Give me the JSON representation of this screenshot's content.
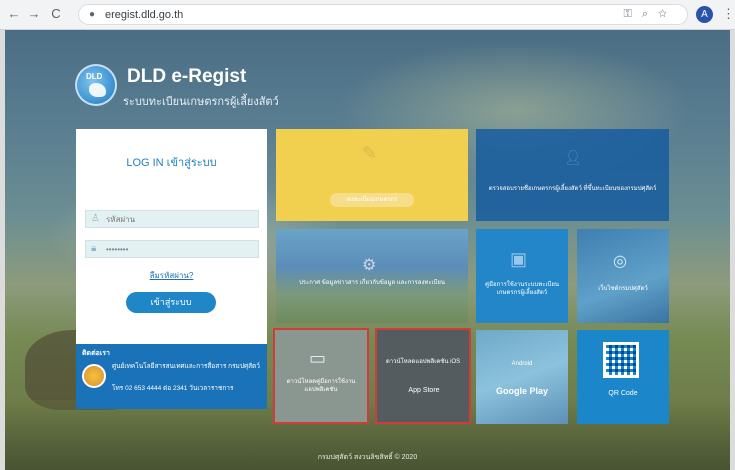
{
  "browser": {
    "url": "eregist.dld.go.th",
    "back": "←",
    "forward": "→",
    "reload": "C",
    "profile_initial": "A"
  },
  "brand": {
    "logo_text": "DLD",
    "title": "DLD e-Regist",
    "subtitle": "ระบบทะเบียนเกษตรกรผู้เลี้ยงสัตว์"
  },
  "login": {
    "title": "LOG IN เข้าสู่ระบบ",
    "username_placeholder": "รหัสผ่าน",
    "password_value": "••••••••",
    "forgot_label": "ลืมรหัสผ่าน?",
    "submit_label": "เข้าสู่ระบบ"
  },
  "contact": {
    "title": "ติดต่อเรา",
    "org": "ศูนย์เทคโนโลยีสารสนเทศและการสื่อสาร กรมปศุสัตว์",
    "phone": "โทร 02 653 4444 ต่อ 2341 วันเวลาราชการ"
  },
  "tiles": {
    "register_pill": "ลงทะเบียนเกษตรกร",
    "blue_label": "ตรวจสอบรายชื่อเกษตรกรผู้เลี้ยงสัตว์ ที่ขึ้นทะเบียนของกรมปศุสัตว์",
    "photo1_label": "ประกาศ ข้อมูลข่าวสาร เกี่ยวกับข้อมูล และการลงทะเบียน",
    "blue2_label": "คู่มือการใช้งานระบบทะเบียน เกษตรกรผู้เลี้ยงสัตว์",
    "photo2_label": "เว็บไซต์กรมปศุสัตว์",
    "manual_label": "ดาวน์โหลดคู่มือการใช้งาน แอปพลิเคชัน",
    "ios_label": "ดาวน์โหลดแอปพลิเคชัน iOS",
    "appstore_label": " App Store",
    "android_label": "Android",
    "gplay_label": "Google Play",
    "qr_label": "QR Code"
  },
  "footer": "กรมปศุสัตว์ สงวนลิขสิทธิ์ © 2020"
}
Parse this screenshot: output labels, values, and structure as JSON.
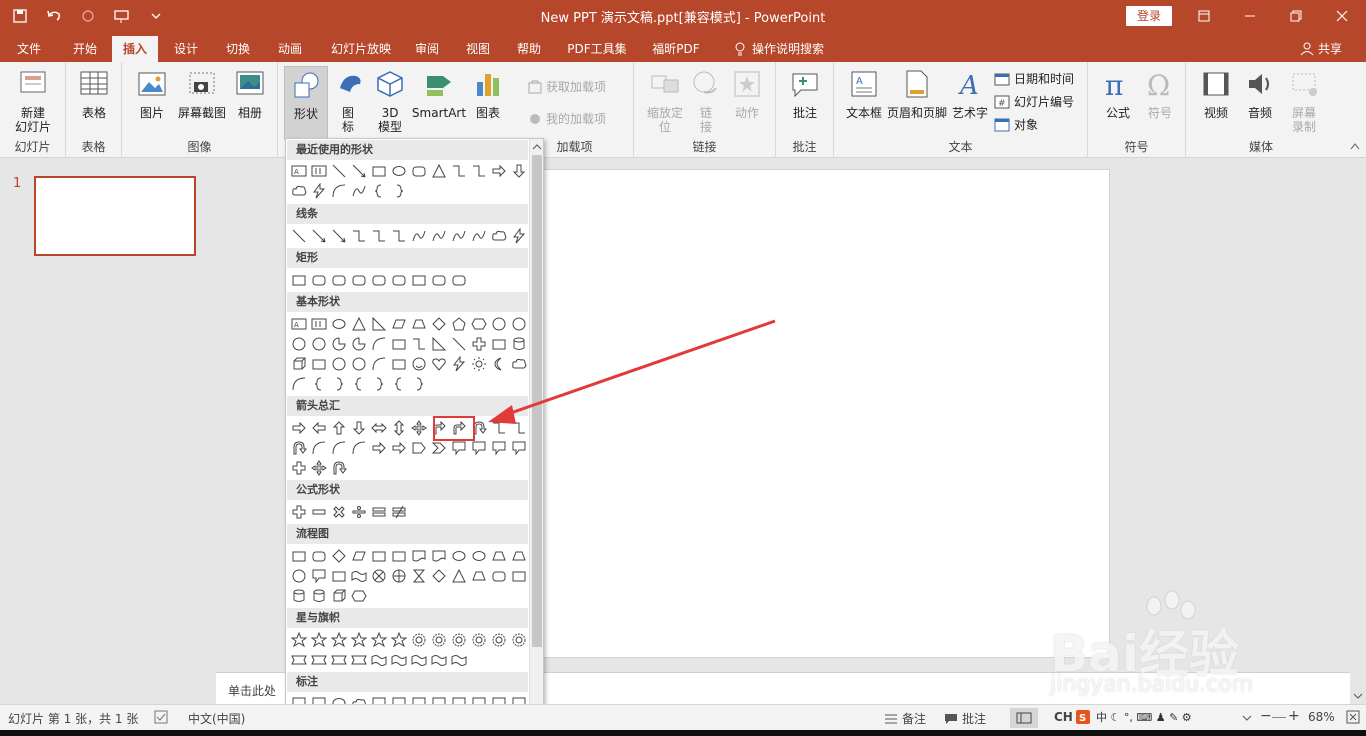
{
  "window": {
    "title": "New PPT 演示文稿.ppt[兼容模式]  -  PowerPoint",
    "login_label": "登录"
  },
  "tabs": {
    "items": [
      "文件",
      "开始",
      "插入",
      "设计",
      "切换",
      "动画",
      "幻灯片放映",
      "审阅",
      "视图",
      "帮助",
      "PDF工具集",
      "福昕PDF"
    ],
    "active": "插入",
    "tell_me": "操作说明搜索",
    "share": "共享"
  },
  "ribbon": {
    "new_slide": "新建\n幻灯片",
    "slides_group": "幻灯片",
    "table": "表格",
    "tables_group": "表格",
    "picture": "图片",
    "screenshot": "屏幕截图",
    "album": "相册",
    "images_group": "图像",
    "shapes": "形状",
    "icons": "图\n标",
    "model3d": "3D\n模型",
    "smartart": "SmartArt",
    "chart": "图表",
    "get_addins": "获取加载项",
    "my_addins": "我的加载项",
    "addins_group": "加载项",
    "zoom": "缩放定\n位",
    "link": "链\n接",
    "action": "动作",
    "links_group": "链接",
    "comment": "批注",
    "comments_group": "批注",
    "textbox": "文本框",
    "header_footer": "页眉和页脚",
    "wordart": "艺术字",
    "datetime": "日期和时间",
    "slide_number": "幻灯片编号",
    "object": "对象",
    "text_group": "文本",
    "equation": "公式",
    "symbol": "符号",
    "symbols_group": "符号",
    "video": "视频",
    "audio": "音频",
    "screen_record": "屏幕\n录制",
    "media_group": "媒体"
  },
  "slides_panel": {
    "slide_number": "1"
  },
  "notes": {
    "placeholder": "单击此处"
  },
  "shapes_gallery": {
    "categories": [
      "最近使用的形状",
      "线条",
      "矩形",
      "基本形状",
      "箭头总汇",
      "公式形状",
      "流程图",
      "星与旗帜",
      "标注"
    ]
  },
  "statusbar": {
    "slide_info": "幻灯片 第 1 张，共 1 张",
    "language": "中文(中国)",
    "notes_btn": "备注",
    "comments_btn": "批注",
    "ime": "CH",
    "zoom": "68%"
  },
  "watermark": {
    "brand": "Bai经验",
    "url": "jingyan.baidu.com"
  },
  "colors": {
    "accent": "#b7472a",
    "highlight": "#e03a3a"
  }
}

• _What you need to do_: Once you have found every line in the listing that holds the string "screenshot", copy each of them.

• _Exercise answer_:
Give me the JSON representation of this screenshot's content.
Parse this screenshot: output labels, values, and structure as JSON.
    "screenshot": "屏幕截图",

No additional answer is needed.